PROMPT — The answer must be every line of the records below that contains the word "网创智慧库", copied out.

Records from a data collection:
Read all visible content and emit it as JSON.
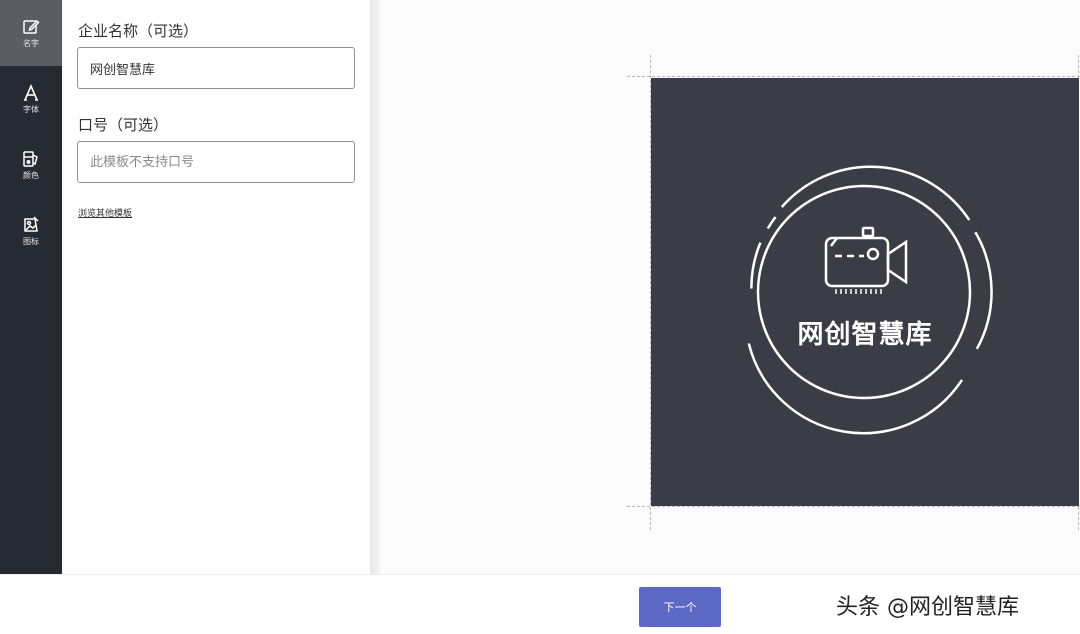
{
  "sidebar": {
    "items": [
      {
        "label": "名字",
        "icon": "edit-icon",
        "active": true
      },
      {
        "label": "字体",
        "icon": "font-icon",
        "active": false
      },
      {
        "label": "颜色",
        "icon": "color-icon",
        "active": false
      },
      {
        "label": "图标",
        "icon": "image-icon",
        "active": false
      }
    ]
  },
  "form": {
    "company_label": "企业名称（可选）",
    "company_value": "网创智慧库",
    "slogan_label": "口号（可选）",
    "slogan_placeholder": "此模板不支持口号",
    "browse_link": "浏览其他模板"
  },
  "preview": {
    "logo_text": "网创智慧库",
    "background_color": "#3c3c46",
    "foreground_color": "#ffffff",
    "icon": "video-camera-icon"
  },
  "footer": {
    "next_label": "下一个",
    "watermark": "头条 @网创智慧库"
  },
  "colors": {
    "sidebar_bg": "#262a33",
    "accent": "#5d68c4"
  }
}
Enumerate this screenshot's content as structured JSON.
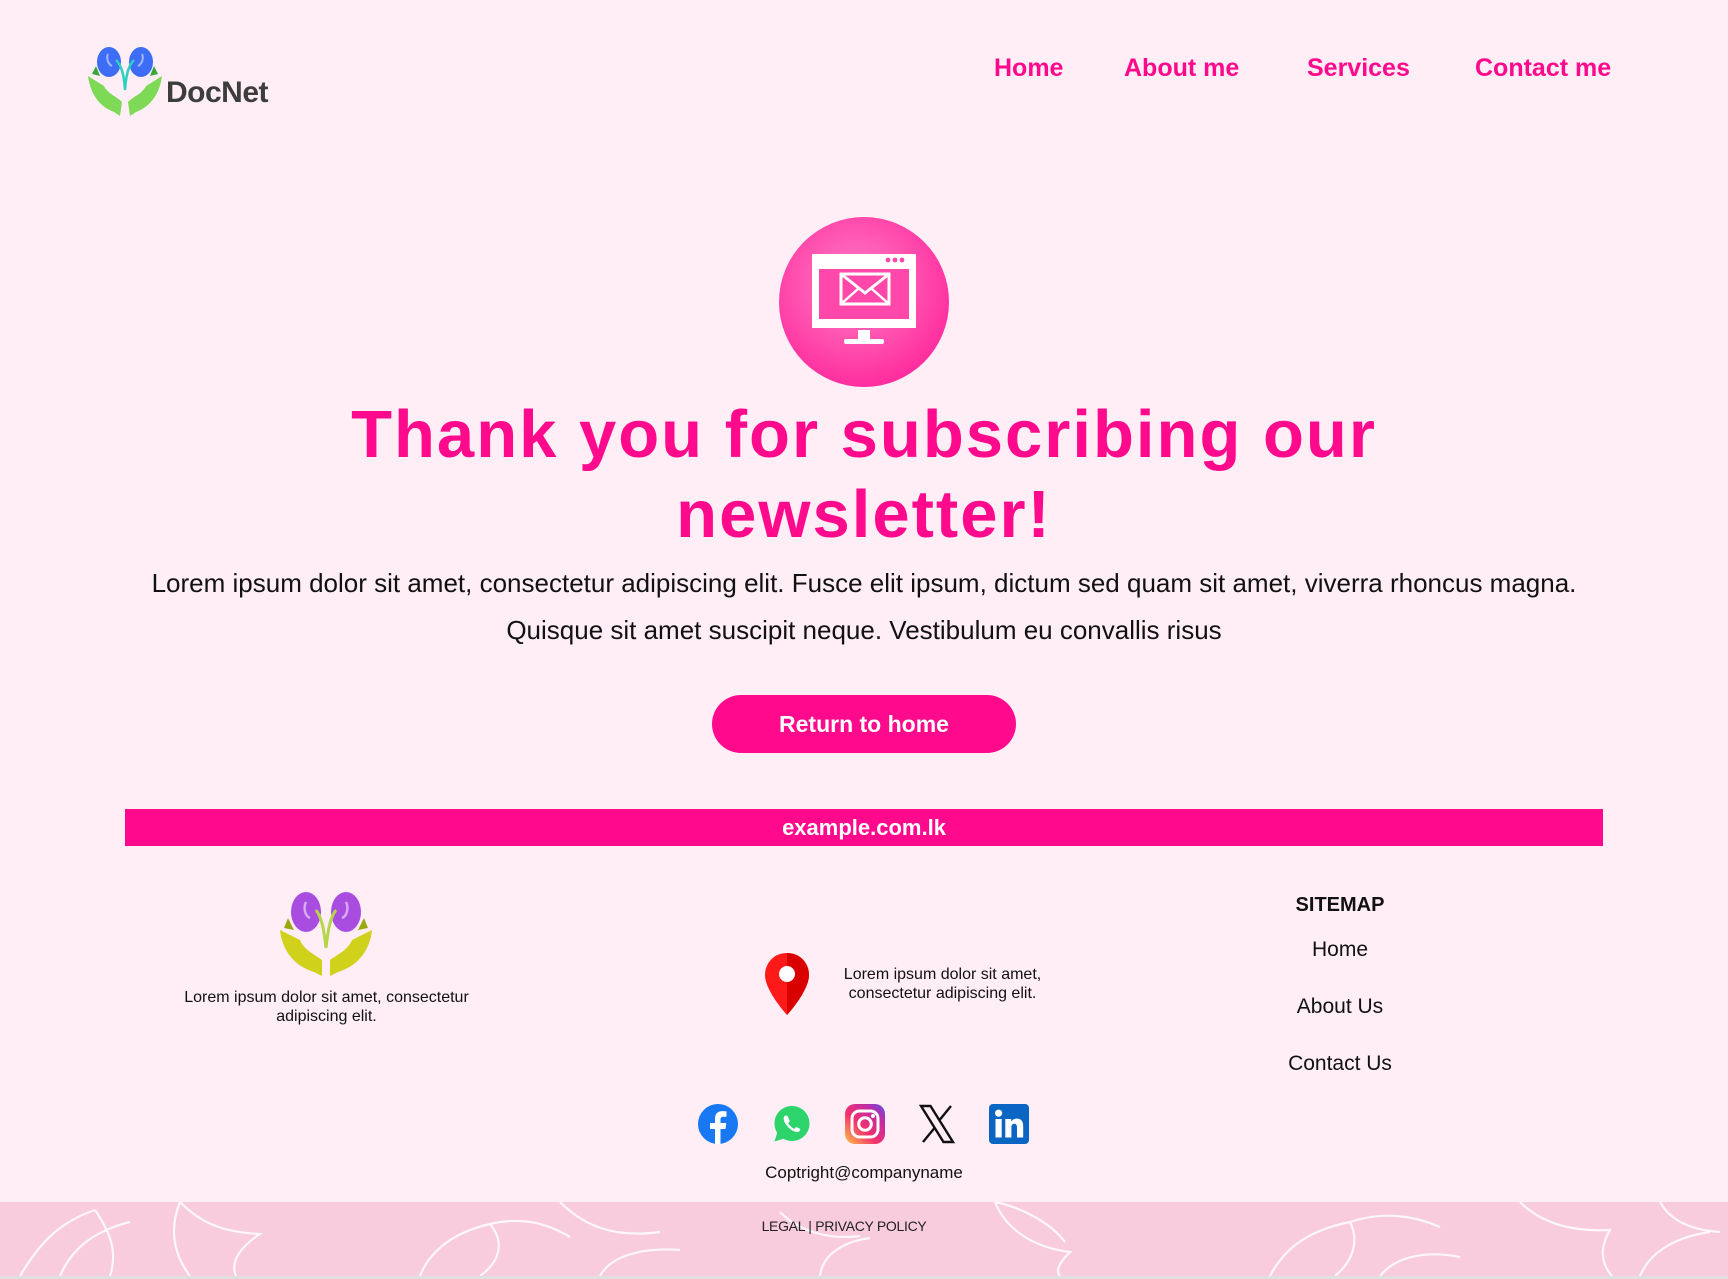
{
  "brand": {
    "name": "DocNet"
  },
  "nav": [
    {
      "label": "Home"
    },
    {
      "label": "About me"
    },
    {
      "label": "Services"
    },
    {
      "label": "Contact me"
    }
  ],
  "hero": {
    "icon": "newsletter-monitor-mail-icon",
    "title": "Thank you for subscribing our newsletter!",
    "body": "Lorem ipsum dolor sit amet, consectetur adipiscing elit. Fusce elit ipsum, dictum sed quam sit amet, viverra rhoncus magna. Quisque sit amet suscipit neque. Vestibulum eu convallis risus",
    "button_label": "Return to home"
  },
  "domain_bar": {
    "text": "example.com.lk"
  },
  "footer": {
    "description": "Lorem ipsum dolor sit amet, consectetur adipiscing elit.",
    "address": "Lorem ipsum dolor sit amet, consectetur adipiscing elit.",
    "sitemap": {
      "title": "SITEMAP",
      "links": [
        {
          "label": "Home"
        },
        {
          "label": "About Us"
        },
        {
          "label": "Contact Us"
        }
      ]
    },
    "social": [
      "facebook-icon",
      "whatsapp-icon",
      "instagram-icon",
      "x-icon",
      "linkedin-icon"
    ],
    "copyright": "Coptright@companyname",
    "legal": {
      "legal_label": "LEGAL",
      "separator": "|",
      "privacy_label": "PRIVACY POLICY"
    }
  },
  "colors": {
    "accent": "#ff0a8c",
    "background": "#ffeef5",
    "bottom_band": "#f8cbdd"
  }
}
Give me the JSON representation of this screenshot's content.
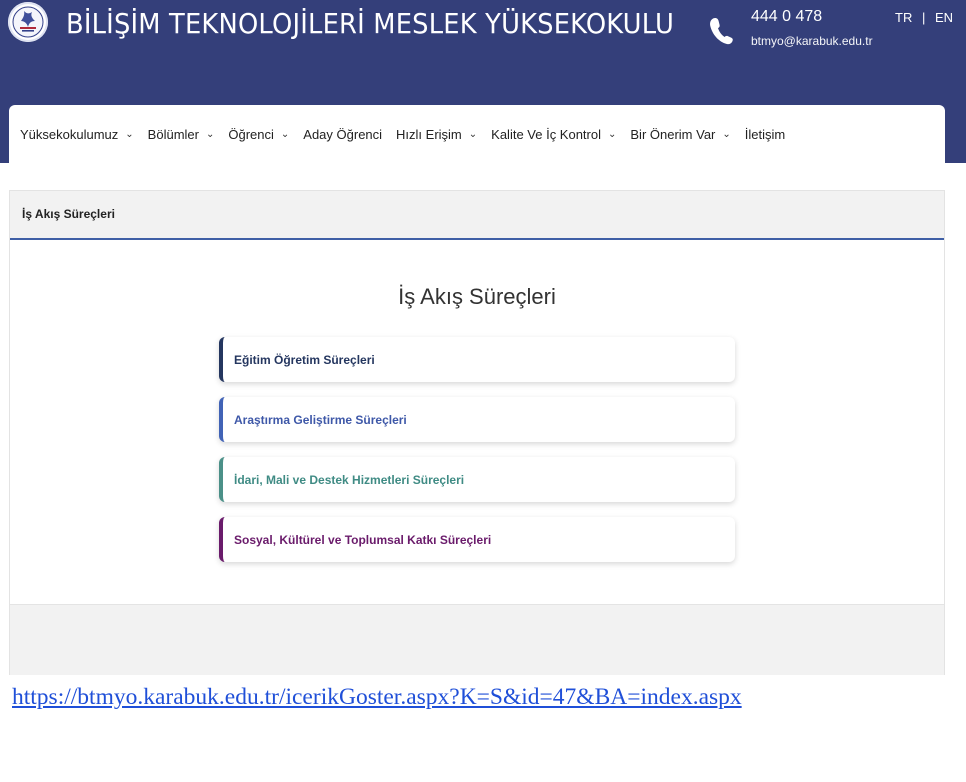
{
  "header": {
    "title": "BİLİŞİM TEKNOLOJİLERİ MESLEK YÜKSEKOKULU",
    "phone": "444 0 478",
    "email": "btmyo@karabuk.edu.tr",
    "lang_tr": "TR",
    "lang_sep": "|",
    "lang_en": "EN",
    "background_color": "#343f7a",
    "phone_icon": "phone-icon",
    "logo_icon": "university-logo"
  },
  "nav": {
    "items": [
      {
        "label": "Yüksekokulumuz",
        "chevron": "⌄"
      },
      {
        "label": "Bölümler",
        "chevron": "⌄"
      },
      {
        "label": "Öğrenci",
        "chevron": "⌄"
      },
      {
        "label": "Aday Öğrenci",
        "chevron": ""
      },
      {
        "label": "Hızlı Erişim",
        "chevron": "⌄"
      },
      {
        "label": "Kalite Ve İç Kontrol",
        "chevron": "⌄"
      },
      {
        "label": "Bir Önerim Var",
        "chevron": "⌄"
      },
      {
        "label": "İletişim",
        "chevron": ""
      }
    ]
  },
  "card": {
    "header_title": "İş Akış Süreçleri",
    "section_title": "İş Akış Süreçleri",
    "accent_color": "#3f5fa6",
    "items": [
      {
        "label": "Eğitim Öğretim Süreçleri",
        "color": "#24365f"
      },
      {
        "label": "Araştırma Geliştirme Süreçleri",
        "color": "#3e58a8"
      },
      {
        "label": "İdari, Mali ve Destek Hizmetleri Süreçleri",
        "color": "#3f8b84"
      },
      {
        "label": "Sosyal, Kültürel ve Toplumsal Katkı Süreçleri",
        "color": "#6a1b6b"
      }
    ]
  },
  "url": {
    "text": "https://btmyo.karabuk.edu.tr/icerikGoster.aspx?K=S&id=47&BA=index.aspx",
    "color": "#1f4fd8"
  }
}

RESULT —
    "company_value": "网创智慧库",
    "logo_text": "网创智慧库",
    "watermark": "头条 @网创智慧库"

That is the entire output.